Task brief:
Below are some entries. Copy each line that holds the string "screenshot".

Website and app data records

======

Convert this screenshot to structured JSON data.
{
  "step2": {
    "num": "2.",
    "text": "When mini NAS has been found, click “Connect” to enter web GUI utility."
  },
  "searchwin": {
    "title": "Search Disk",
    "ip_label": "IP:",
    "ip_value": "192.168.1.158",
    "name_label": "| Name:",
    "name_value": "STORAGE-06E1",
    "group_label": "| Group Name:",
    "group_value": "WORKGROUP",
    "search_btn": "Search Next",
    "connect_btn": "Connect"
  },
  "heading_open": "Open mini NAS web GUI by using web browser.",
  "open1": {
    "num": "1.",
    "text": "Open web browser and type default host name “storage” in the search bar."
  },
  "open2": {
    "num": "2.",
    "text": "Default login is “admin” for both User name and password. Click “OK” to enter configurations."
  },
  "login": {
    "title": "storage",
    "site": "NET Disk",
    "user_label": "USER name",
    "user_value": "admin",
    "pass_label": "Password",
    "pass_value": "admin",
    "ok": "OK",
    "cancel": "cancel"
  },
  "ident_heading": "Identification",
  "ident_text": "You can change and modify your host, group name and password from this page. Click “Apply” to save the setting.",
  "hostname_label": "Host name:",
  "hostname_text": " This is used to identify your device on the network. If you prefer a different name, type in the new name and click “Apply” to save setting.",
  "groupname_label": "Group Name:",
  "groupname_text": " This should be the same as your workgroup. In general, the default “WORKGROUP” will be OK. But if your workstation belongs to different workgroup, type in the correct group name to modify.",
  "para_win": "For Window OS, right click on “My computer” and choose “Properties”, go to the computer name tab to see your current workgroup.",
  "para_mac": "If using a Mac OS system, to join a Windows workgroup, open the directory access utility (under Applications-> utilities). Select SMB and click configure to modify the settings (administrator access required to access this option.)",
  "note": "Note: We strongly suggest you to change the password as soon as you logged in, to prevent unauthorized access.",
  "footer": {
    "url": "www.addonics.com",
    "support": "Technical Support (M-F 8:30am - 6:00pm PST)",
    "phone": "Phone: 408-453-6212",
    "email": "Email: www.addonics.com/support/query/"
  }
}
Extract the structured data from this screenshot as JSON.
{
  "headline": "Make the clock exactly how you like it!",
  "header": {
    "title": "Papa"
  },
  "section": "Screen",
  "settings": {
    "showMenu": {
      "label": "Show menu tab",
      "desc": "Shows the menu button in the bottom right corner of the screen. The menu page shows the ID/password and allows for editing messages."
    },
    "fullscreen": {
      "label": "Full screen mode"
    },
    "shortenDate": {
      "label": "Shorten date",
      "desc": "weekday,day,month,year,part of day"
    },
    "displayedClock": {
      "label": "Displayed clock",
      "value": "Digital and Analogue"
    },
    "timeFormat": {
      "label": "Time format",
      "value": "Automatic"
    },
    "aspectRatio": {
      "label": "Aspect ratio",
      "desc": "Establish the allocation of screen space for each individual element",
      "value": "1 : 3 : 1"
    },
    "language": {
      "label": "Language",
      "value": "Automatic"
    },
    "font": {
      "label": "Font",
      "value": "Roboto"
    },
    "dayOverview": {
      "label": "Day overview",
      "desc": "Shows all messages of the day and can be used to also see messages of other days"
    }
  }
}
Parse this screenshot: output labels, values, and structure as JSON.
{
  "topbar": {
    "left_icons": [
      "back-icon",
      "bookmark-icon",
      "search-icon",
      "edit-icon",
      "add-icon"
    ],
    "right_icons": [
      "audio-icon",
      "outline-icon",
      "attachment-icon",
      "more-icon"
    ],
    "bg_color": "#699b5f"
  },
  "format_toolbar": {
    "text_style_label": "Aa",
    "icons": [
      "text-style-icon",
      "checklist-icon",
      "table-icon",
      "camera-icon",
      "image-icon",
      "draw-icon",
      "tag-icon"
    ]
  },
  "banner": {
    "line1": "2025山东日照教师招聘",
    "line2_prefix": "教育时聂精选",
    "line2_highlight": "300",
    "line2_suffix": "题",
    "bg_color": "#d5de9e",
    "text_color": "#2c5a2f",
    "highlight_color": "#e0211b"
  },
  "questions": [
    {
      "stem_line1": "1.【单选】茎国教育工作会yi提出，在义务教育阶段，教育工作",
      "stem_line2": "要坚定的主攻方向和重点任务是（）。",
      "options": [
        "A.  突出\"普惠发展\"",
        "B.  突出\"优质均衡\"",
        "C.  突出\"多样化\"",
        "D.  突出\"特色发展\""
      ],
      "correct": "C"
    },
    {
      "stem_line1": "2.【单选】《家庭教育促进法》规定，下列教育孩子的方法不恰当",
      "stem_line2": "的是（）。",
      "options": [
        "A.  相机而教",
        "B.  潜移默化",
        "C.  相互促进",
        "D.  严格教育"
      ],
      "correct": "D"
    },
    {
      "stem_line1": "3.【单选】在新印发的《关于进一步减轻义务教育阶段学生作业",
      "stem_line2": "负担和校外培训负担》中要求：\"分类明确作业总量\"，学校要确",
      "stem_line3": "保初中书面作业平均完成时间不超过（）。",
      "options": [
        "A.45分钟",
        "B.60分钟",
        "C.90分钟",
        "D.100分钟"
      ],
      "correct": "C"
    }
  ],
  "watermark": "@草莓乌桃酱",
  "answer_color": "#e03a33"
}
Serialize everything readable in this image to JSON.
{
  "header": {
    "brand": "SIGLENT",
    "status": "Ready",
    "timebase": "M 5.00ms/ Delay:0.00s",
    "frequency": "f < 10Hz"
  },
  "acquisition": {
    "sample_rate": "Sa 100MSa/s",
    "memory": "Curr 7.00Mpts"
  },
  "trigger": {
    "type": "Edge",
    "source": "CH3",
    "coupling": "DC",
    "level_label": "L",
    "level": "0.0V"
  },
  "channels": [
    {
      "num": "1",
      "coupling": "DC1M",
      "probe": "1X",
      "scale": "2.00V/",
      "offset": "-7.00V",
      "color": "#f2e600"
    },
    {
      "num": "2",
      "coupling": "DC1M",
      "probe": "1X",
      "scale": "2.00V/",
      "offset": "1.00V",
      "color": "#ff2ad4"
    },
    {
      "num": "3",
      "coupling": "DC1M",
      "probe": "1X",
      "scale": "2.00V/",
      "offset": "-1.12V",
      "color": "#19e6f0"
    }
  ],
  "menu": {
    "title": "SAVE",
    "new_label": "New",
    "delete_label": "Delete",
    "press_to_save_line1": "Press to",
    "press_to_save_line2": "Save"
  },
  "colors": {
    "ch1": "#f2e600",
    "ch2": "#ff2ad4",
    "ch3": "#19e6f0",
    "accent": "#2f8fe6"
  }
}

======

Response area:
Convert this screenshot to structured JSON data.
Extract the structured data from this screenshot as JSON.
Parse this screenshot: output labels, values, and structure as JSON.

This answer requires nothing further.